**Supplied entries**
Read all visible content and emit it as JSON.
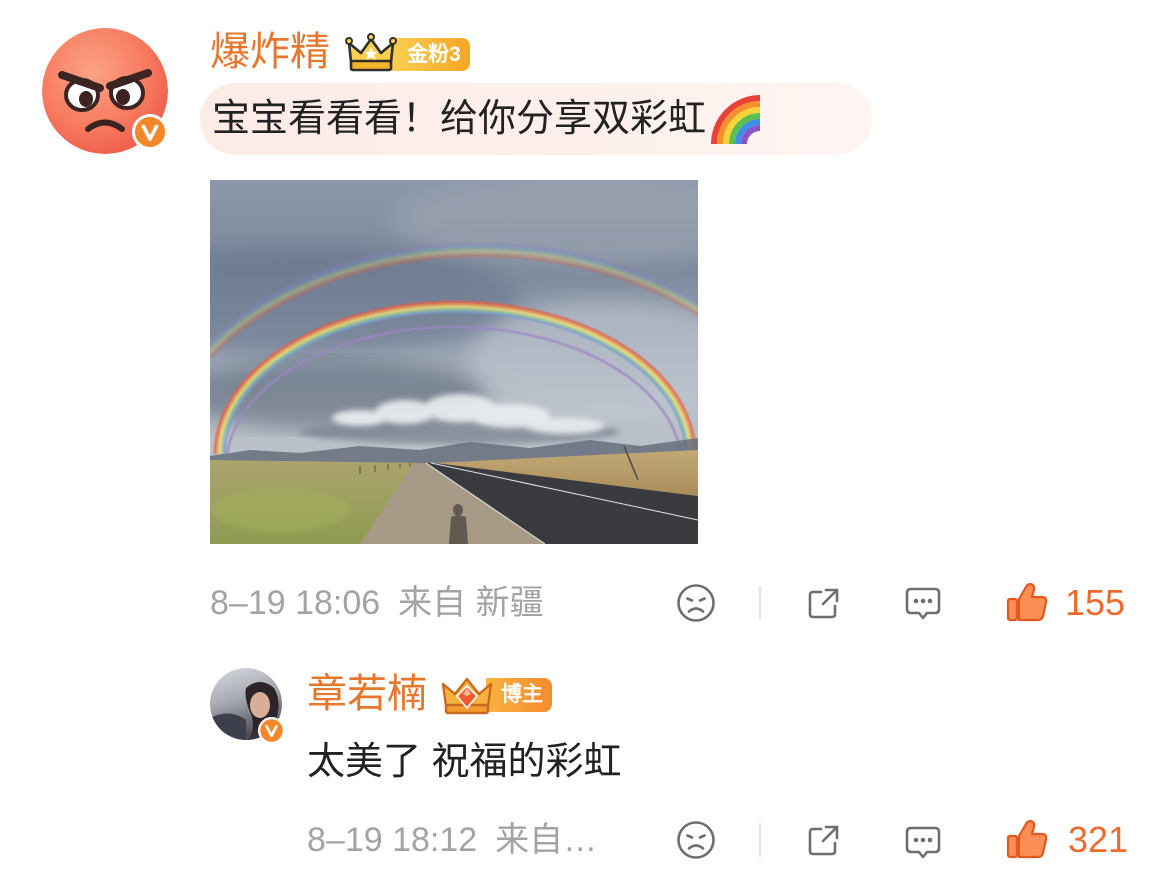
{
  "comment": {
    "username": "爆炸精",
    "fan_badge": {
      "icon": "crown-icon",
      "label": "金粉3"
    },
    "text": "宝宝看看看！给你分享双彩虹",
    "text_emoji": "rainbow-emoji-icon",
    "timestamp": "8–19 18:06",
    "source": "来自 新疆",
    "likes": "155"
  },
  "reply": {
    "username": "章若楠",
    "role_badge": {
      "icon": "crown-diamond-icon",
      "label": "博主"
    },
    "text": "太美了 祝福的彩虹",
    "timestamp": "8–19 18:12",
    "source": "来自…",
    "likes": "321"
  },
  "action_icons": [
    "sad-face-icon",
    "share-icon",
    "comment-icon",
    "thumbs-up-icon"
  ],
  "colors": {
    "username": "#e8772e",
    "like_count": "#ef6a2e",
    "meta_text": "#a3a3a3",
    "action_icon": "#6e6e6e",
    "verified_badge": "#f3872a",
    "fan_badge": "#f5a623",
    "role_badge": "#f58b2e"
  }
}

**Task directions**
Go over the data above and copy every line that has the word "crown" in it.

**Task answer**
      "icon": "crown-icon",
      "icon": "crown-diamond-icon",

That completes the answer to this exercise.